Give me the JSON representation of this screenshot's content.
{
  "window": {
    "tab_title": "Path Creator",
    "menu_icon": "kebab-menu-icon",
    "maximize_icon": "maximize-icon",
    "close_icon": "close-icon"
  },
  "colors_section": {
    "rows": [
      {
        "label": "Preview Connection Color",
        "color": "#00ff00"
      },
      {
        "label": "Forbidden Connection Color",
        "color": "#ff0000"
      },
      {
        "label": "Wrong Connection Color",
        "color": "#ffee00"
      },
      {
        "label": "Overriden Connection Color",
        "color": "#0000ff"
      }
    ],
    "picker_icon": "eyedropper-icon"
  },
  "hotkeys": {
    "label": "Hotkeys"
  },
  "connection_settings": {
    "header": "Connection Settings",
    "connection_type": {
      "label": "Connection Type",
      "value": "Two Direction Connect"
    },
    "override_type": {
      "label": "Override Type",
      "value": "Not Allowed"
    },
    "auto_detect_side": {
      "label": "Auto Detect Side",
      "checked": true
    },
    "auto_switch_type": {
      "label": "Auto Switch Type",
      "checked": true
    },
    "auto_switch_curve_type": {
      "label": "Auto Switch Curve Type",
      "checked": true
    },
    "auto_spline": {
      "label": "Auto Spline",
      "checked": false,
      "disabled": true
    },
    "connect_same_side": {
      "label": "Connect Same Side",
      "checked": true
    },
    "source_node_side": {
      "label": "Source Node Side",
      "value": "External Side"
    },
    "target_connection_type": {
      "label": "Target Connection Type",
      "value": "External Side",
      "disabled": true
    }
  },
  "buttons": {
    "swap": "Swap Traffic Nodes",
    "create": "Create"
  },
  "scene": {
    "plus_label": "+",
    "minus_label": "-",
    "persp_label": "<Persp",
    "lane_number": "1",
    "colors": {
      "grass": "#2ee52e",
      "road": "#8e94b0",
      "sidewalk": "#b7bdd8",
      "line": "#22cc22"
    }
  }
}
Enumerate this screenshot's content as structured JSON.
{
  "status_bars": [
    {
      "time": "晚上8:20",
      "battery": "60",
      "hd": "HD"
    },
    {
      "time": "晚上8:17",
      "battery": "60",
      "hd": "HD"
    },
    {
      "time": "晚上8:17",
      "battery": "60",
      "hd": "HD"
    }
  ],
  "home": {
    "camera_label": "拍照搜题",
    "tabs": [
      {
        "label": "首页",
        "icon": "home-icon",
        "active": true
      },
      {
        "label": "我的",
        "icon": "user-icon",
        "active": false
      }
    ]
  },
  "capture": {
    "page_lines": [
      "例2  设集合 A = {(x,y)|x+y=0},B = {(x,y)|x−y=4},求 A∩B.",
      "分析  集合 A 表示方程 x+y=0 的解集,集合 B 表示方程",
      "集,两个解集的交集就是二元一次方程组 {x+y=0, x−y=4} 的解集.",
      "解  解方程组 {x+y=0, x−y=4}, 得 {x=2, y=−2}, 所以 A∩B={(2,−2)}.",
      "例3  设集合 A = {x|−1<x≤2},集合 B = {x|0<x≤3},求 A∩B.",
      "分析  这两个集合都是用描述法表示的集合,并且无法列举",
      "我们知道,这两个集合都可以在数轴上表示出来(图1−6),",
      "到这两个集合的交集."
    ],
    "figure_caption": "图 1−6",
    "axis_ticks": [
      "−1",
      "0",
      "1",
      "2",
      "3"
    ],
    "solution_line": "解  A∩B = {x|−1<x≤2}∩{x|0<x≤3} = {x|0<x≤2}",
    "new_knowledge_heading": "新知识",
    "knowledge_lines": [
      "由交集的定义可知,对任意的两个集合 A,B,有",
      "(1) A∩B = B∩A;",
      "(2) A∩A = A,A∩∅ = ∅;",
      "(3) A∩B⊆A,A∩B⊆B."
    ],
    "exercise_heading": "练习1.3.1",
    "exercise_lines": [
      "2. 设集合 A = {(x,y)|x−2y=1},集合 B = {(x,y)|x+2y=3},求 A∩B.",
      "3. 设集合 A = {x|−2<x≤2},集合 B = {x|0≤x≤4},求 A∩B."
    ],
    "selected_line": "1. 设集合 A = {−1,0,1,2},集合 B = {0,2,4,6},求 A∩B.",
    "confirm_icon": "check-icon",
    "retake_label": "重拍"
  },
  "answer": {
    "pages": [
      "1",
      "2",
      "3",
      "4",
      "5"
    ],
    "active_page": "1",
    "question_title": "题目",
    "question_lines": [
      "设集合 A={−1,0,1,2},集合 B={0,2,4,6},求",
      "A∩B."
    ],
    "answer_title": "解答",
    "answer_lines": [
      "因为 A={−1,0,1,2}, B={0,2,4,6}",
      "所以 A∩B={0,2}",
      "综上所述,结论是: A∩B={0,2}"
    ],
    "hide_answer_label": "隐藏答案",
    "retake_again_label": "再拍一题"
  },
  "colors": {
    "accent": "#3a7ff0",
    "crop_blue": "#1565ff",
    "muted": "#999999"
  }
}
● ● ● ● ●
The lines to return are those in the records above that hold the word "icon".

    "menu_icon": "kebab-menu-icon",
    "maximize_icon": "maximize-icon",
    "close_icon": "close-icon"
    "picker_icon": "eyedropper-icon"
        "icon": "home-icon",
        "icon": "user-icon",
    "confirm_icon": "check-icon",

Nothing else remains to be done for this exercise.